What to do: When a line in the entries contains the word "title", copy that line in full.

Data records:
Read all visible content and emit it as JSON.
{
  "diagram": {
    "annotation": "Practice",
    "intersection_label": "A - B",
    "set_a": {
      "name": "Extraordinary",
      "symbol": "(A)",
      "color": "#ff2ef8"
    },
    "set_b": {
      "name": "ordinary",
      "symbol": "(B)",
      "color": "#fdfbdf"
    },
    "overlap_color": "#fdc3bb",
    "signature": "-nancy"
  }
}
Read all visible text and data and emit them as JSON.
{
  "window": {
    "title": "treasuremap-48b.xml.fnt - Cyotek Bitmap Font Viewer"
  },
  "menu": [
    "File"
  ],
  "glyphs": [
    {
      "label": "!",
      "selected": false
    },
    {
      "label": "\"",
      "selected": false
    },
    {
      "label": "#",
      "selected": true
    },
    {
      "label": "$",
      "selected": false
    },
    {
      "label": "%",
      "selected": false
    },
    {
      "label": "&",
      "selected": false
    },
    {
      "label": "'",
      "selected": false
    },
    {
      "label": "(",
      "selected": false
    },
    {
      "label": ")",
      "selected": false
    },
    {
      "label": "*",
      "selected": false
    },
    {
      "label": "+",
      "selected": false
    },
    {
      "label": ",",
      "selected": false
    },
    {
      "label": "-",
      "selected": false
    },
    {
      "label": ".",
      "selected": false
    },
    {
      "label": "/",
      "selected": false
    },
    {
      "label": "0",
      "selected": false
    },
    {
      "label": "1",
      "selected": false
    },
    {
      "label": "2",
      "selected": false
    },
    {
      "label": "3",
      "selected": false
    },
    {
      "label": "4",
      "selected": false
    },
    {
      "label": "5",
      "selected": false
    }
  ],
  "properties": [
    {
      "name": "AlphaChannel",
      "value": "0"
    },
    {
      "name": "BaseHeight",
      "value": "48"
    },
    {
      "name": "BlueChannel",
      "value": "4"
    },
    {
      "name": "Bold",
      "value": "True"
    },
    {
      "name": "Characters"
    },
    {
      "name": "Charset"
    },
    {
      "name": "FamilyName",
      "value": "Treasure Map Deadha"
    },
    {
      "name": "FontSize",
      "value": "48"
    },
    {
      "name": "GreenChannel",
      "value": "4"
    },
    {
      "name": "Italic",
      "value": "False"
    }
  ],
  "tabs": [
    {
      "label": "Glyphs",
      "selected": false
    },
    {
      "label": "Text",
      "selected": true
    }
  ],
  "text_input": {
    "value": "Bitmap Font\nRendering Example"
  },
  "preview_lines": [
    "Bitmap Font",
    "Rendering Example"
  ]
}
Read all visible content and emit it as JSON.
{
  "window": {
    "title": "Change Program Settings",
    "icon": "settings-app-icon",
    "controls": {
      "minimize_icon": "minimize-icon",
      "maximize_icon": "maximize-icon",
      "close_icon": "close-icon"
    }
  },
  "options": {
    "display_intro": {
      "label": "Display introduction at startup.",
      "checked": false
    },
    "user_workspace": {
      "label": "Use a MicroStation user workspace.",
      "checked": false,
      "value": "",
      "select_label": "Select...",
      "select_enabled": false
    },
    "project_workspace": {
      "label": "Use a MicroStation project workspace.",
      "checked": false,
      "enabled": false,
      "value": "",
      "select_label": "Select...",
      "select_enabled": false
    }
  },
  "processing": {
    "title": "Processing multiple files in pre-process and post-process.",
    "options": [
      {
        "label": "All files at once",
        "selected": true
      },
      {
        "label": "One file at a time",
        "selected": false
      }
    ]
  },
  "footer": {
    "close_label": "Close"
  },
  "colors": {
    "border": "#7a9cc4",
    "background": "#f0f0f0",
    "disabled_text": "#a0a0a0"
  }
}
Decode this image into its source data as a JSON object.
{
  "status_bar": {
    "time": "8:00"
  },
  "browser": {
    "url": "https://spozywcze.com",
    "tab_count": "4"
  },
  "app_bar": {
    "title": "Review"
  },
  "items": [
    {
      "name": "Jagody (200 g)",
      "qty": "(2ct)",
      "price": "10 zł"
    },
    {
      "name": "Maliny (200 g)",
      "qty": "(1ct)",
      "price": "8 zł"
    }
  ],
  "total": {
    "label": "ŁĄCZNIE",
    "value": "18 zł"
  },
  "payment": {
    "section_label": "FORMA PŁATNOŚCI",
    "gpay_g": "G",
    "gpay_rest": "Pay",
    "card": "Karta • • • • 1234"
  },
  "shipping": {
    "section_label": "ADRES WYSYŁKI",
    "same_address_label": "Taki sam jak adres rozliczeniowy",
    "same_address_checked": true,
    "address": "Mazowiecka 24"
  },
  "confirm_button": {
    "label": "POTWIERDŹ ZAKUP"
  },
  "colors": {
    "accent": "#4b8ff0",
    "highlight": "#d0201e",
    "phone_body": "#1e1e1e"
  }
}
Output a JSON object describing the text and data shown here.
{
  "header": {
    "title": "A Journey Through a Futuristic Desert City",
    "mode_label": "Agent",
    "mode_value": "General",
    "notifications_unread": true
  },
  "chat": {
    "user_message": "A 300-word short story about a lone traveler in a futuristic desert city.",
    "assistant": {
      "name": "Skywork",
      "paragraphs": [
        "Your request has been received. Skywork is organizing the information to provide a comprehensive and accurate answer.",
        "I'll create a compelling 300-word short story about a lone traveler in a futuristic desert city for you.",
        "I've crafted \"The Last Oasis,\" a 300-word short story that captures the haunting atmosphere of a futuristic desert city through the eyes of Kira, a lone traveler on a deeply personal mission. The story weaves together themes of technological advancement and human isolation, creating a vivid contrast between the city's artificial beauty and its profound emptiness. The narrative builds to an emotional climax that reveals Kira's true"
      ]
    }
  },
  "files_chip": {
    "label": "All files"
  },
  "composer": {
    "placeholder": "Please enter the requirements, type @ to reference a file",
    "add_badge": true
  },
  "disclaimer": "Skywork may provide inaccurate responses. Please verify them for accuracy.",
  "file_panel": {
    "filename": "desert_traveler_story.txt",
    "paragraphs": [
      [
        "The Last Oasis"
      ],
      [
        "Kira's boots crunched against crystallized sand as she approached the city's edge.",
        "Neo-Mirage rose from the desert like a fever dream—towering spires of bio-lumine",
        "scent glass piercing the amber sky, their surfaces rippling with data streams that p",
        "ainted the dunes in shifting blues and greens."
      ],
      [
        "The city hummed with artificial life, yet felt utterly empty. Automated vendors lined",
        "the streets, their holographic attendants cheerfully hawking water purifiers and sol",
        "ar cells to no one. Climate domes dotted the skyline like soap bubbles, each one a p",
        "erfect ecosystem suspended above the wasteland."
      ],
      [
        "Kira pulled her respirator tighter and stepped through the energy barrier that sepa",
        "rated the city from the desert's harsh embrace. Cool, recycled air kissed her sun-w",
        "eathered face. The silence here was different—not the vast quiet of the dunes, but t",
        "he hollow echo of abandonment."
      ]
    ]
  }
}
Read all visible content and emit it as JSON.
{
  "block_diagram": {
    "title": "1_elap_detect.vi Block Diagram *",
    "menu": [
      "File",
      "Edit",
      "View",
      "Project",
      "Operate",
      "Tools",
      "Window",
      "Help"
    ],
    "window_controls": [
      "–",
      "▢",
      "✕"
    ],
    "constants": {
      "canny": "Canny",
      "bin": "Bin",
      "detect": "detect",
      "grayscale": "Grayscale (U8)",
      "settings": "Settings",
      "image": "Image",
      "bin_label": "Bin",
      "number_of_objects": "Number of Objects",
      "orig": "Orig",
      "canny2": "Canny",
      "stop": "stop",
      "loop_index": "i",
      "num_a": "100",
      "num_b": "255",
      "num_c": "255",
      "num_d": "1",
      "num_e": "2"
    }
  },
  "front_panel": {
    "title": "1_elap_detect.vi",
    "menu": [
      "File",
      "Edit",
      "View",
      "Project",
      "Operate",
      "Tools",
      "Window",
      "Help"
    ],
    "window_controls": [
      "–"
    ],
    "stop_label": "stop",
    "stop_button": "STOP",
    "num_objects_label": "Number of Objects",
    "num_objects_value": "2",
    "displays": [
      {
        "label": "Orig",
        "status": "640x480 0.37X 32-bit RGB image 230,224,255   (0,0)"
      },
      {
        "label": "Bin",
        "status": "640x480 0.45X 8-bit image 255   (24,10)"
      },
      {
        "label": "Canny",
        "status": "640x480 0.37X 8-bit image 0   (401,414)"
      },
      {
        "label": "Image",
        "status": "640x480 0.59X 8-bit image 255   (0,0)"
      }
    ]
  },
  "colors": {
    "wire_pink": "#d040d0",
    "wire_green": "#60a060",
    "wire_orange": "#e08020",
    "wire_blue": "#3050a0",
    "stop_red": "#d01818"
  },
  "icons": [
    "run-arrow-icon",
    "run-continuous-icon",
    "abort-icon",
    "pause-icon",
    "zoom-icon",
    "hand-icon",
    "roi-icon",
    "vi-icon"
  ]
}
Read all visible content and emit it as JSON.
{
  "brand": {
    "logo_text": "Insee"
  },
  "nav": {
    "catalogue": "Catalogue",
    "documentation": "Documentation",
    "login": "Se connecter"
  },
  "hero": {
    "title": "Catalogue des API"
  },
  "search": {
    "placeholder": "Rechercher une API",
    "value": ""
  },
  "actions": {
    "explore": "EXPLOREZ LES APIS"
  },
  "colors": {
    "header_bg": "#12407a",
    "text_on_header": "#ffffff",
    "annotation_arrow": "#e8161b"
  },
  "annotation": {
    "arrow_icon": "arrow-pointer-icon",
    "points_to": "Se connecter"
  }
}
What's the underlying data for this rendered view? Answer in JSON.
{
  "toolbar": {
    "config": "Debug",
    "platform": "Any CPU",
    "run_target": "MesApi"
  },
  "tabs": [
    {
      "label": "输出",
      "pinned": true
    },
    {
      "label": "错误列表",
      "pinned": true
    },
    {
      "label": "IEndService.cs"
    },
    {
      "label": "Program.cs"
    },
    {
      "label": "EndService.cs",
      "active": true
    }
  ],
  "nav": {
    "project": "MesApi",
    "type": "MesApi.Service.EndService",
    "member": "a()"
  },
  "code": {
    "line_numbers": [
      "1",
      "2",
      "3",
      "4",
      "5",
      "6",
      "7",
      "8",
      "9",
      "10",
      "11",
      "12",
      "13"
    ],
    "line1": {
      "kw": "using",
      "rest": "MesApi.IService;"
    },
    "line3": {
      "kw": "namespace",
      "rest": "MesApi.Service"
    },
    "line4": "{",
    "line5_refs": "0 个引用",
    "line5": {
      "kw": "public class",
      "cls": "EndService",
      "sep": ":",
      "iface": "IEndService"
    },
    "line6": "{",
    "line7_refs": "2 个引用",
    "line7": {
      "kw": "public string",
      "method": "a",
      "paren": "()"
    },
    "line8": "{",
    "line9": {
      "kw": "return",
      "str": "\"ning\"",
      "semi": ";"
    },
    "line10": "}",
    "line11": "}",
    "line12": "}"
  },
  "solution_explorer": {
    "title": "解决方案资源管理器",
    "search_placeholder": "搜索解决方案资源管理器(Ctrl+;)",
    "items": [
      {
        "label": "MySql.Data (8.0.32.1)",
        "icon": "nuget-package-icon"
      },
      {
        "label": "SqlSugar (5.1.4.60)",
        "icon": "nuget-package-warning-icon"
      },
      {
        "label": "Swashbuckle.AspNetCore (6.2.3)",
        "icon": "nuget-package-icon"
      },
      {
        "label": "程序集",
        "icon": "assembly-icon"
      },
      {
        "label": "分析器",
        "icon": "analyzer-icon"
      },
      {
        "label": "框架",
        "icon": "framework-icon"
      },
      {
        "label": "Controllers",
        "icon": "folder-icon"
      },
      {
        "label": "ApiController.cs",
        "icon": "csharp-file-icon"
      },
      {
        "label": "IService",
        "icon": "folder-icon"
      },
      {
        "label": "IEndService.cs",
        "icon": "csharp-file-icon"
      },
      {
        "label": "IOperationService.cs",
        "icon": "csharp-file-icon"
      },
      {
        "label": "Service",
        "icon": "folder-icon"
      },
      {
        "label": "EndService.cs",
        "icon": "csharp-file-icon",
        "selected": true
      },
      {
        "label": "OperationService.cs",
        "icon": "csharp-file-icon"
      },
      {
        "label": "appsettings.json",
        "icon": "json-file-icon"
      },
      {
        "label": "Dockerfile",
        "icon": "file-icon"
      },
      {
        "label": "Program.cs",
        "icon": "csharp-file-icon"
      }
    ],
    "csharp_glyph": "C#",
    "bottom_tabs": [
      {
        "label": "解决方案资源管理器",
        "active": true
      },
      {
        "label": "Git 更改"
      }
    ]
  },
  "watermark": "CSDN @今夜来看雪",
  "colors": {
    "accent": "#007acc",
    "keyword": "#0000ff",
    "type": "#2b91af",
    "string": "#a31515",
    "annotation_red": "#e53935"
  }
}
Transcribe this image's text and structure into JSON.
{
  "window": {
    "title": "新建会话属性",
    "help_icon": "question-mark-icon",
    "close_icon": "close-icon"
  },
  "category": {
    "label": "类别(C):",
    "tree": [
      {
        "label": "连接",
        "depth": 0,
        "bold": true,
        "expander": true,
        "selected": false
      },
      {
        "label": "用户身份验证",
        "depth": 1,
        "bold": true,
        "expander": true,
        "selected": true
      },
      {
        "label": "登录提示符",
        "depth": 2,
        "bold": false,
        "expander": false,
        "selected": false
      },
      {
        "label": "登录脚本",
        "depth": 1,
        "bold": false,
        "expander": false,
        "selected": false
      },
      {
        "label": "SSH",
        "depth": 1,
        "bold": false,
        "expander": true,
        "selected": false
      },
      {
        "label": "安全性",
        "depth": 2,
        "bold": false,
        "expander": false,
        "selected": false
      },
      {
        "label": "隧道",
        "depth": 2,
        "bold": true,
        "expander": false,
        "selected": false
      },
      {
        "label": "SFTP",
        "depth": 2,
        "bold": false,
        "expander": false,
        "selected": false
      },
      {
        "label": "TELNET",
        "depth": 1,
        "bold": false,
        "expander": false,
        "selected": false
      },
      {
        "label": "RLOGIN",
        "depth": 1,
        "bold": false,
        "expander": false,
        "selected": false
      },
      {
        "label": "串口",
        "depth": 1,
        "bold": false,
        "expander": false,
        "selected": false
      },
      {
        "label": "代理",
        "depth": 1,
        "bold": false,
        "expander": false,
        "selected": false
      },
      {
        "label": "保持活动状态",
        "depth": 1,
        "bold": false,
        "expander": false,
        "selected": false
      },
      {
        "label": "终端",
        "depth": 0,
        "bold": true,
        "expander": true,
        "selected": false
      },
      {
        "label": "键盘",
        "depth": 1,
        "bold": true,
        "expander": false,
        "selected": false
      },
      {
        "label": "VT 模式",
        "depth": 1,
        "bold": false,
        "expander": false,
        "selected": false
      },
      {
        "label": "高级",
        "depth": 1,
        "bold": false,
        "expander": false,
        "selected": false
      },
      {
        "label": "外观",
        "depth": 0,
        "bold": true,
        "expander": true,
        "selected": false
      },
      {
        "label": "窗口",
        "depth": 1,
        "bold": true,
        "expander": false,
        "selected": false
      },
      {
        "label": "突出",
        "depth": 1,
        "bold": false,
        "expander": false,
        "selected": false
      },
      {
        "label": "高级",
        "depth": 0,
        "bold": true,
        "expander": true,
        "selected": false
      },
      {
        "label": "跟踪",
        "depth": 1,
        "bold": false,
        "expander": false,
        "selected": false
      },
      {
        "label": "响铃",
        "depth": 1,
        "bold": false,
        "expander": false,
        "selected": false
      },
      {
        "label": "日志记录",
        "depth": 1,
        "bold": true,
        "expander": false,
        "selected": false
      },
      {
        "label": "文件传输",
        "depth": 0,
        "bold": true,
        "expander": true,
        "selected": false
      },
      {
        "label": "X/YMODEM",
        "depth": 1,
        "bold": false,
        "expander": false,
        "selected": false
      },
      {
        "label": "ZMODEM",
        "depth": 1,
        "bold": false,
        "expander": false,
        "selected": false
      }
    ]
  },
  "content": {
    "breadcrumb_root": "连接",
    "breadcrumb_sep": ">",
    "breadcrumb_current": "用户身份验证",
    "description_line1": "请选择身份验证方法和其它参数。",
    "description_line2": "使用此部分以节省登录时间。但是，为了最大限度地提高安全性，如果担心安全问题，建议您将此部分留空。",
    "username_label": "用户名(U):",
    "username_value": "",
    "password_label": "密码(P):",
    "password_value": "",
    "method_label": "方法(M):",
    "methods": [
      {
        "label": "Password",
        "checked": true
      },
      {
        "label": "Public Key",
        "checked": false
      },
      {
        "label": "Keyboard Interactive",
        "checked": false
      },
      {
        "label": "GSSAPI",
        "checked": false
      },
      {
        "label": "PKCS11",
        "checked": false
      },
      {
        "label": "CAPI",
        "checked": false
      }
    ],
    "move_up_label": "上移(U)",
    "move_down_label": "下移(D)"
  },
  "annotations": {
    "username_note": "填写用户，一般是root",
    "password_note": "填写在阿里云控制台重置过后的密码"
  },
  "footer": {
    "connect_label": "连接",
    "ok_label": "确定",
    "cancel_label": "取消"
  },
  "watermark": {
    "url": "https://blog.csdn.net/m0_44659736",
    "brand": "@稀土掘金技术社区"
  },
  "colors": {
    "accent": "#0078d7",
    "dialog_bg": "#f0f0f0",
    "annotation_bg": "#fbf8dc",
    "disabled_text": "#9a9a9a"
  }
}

Final answer:
    "title": "treasuremap-48b.xml.fnt - Cyotek Bitmap Font Viewer"
    "title": "Change Program Settings",
    "title": "Processing multiple files in pre-process and post-process.",
    "title": "Review"
    "title": "A Journey Through a Futuristic Desert City",
    "title": "1_elap_detect.vi Block Diagram *",
    "title": "1_elap_detect.vi",
    "title": "Catalogue des API"
    "title": "解决方案资源管理器",
    "title": "新建会话属性",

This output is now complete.